PROMPT —
What lines below include the string "Grass"? Pick them out and copy them.

Stored dataset items —

---------------

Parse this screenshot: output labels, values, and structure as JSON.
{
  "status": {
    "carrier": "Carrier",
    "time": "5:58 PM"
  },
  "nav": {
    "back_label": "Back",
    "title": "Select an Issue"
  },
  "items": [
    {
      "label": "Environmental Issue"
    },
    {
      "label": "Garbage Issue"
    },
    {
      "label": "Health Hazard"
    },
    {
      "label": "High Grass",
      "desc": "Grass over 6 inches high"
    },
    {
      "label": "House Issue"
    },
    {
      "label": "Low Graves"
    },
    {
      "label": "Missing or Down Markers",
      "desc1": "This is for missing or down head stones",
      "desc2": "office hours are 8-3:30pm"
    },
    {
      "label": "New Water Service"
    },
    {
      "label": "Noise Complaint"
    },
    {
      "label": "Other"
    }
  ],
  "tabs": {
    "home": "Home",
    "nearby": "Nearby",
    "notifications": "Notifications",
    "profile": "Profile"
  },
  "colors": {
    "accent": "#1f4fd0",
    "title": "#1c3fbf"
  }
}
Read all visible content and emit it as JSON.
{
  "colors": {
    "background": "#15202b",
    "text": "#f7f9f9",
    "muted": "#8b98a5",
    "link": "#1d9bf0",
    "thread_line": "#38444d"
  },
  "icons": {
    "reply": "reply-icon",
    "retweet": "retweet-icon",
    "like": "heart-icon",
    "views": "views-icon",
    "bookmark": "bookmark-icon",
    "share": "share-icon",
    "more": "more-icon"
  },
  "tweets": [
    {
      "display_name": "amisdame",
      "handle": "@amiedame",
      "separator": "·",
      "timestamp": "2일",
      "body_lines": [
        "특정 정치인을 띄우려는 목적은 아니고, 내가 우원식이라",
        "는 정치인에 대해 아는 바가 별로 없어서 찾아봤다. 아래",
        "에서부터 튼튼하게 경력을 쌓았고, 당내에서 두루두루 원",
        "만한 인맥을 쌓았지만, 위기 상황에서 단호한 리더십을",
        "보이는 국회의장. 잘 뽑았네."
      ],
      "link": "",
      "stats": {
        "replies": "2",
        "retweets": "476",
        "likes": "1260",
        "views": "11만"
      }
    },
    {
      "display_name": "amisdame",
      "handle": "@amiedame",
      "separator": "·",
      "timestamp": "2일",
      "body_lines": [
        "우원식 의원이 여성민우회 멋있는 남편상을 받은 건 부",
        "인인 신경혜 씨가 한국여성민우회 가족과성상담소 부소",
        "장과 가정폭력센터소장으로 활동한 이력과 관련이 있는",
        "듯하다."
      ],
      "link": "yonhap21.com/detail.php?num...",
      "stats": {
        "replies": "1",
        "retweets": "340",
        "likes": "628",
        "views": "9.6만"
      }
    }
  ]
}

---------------

SOLUTION —
      "label": "High Grass",
      "desc": "Grass over 6 inches high"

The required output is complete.